It is important to understand the problem but even more important to devise a solution. WARP is focused on implementation. 13 cities have to built in 24 years. That’s an average of a complete city every two years. In practice, building from scratch and fully populating a city of three million in two years is a monumental challenge. To achieve the target several, if not all, of the cities have to be started at once.

Several factors have to be considered.


For a City a Year, Uganda needs at least $20 billion a year in investment. Conventional approaches will not work.

Sovereign guarantees are already tapped out. The country cannot collect $20 billion in tax revenue from $30 billion in GDP. Creative financing approaches have to be taken.

We know that over $70 trillion globally is sitting on the sidelines looking for positive returns. Africa has unlimited opportunities to offer positive returns. Why then aren’t the trillions in global money flowing into Africa? Africa’s investment opportunities have not been structured to the tastes of foreign investors.  

WARP is focused on organizing Africa’s urbanization opportunities to make them attractive to large institutional investors around the world.

This photo, “construction site for more classes” is copyright (c) 2013 and made available under CC By ND 2.0


Housing and urban development capacity only exists where homes, towns and cities are being built. China has a lot of this capacity because it has been building entire cities from scratch over the past decade. Europe and North America have some capacity but they do not build nearly as many homes as China. Canada builds no more than 250,000 new homes each year. Africa has very little capacity but needs millions of homes a year. WARP has to think about structuring partnerships that build the cities quickly while maximizing local input and respecting local conditions. This is easier said than done. Foreign professionals and contractors, especially those that do not speak English, may prefer to come in and work on their own unimpeded. Doing so would violate an essential component of the 13 city initiative — the creation and development of local capacity.

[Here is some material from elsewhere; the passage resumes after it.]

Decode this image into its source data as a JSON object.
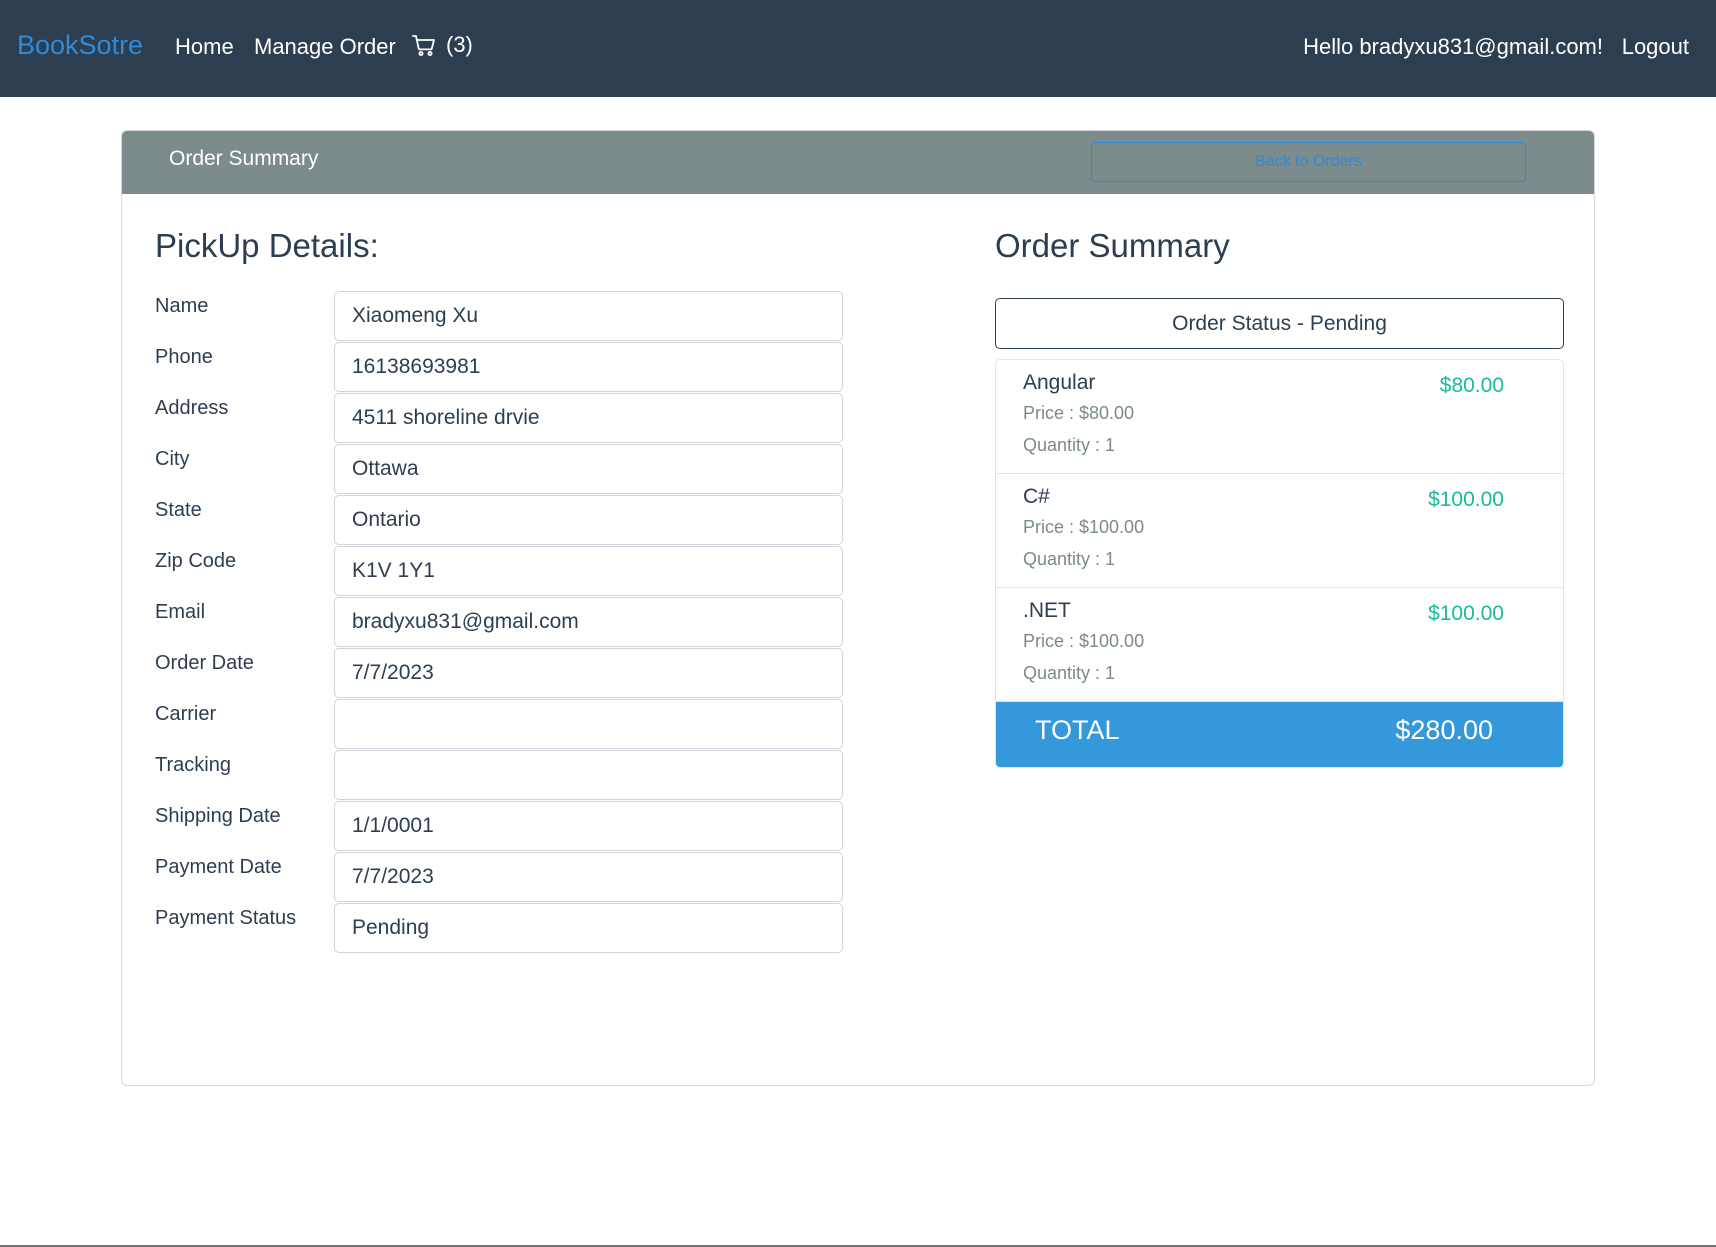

The 13 city initiative has to create millions of local jobs, thousands of businesses, and unlimited opportunity for Ugandans while also serving the countries that invest in building the cities. It is a delicate balance.


At the outset, WARP will be leading development work. In time, as developers increase their capacity to deliver communities and cities, WARP will partner with them to provide the stock of housing.


WARP wants to create local capacity. Granted, we have to bring in experienced contractors, most likely from developed countries that already have a strong track record in large scale urban development. However, we have to ensure that local construction capacity is built and expanded so that we can create local businesses and jobs. We anticipate having thousands of contractors in Uganda within a decade, all capable of acting as lead or sub contractors.


This is an area where WARP feels African countries can benefit most. For the 13 cities in Uganda, hundreds of billions of dollars in building supplies will be needed. A deliberate program to support local business will quickly create wealth for Ugandans.


Every African country has its own version of land management challenges. There isn’t a universal fix to all land management challenges. WARP expects to address Uganda’s land management issues as we work to develop the 13 cities. Land development capacity has to be improved to ensure that there is enough land in the country for the 13 cities as well as for the rural aspects that support life in the cities.


This is an area that will initially be dominated by foreign entities but should eventually be an area of strength for local companies.


“Soft” skills are going to be critical in the 13 cities program. Building the average of a city every two years, filling it with 3 million people and ensuring it is a vibrant, attractive and livable city requires a phenomenal amount of “soft” skills. Doing it for 13 cities, in a single country, over a 24 year period is unprecedented in human history. WARP is going to engage many social sector partners in our work. There is a large role for the social and not-for-profit sector in Uganda’s urbanization program.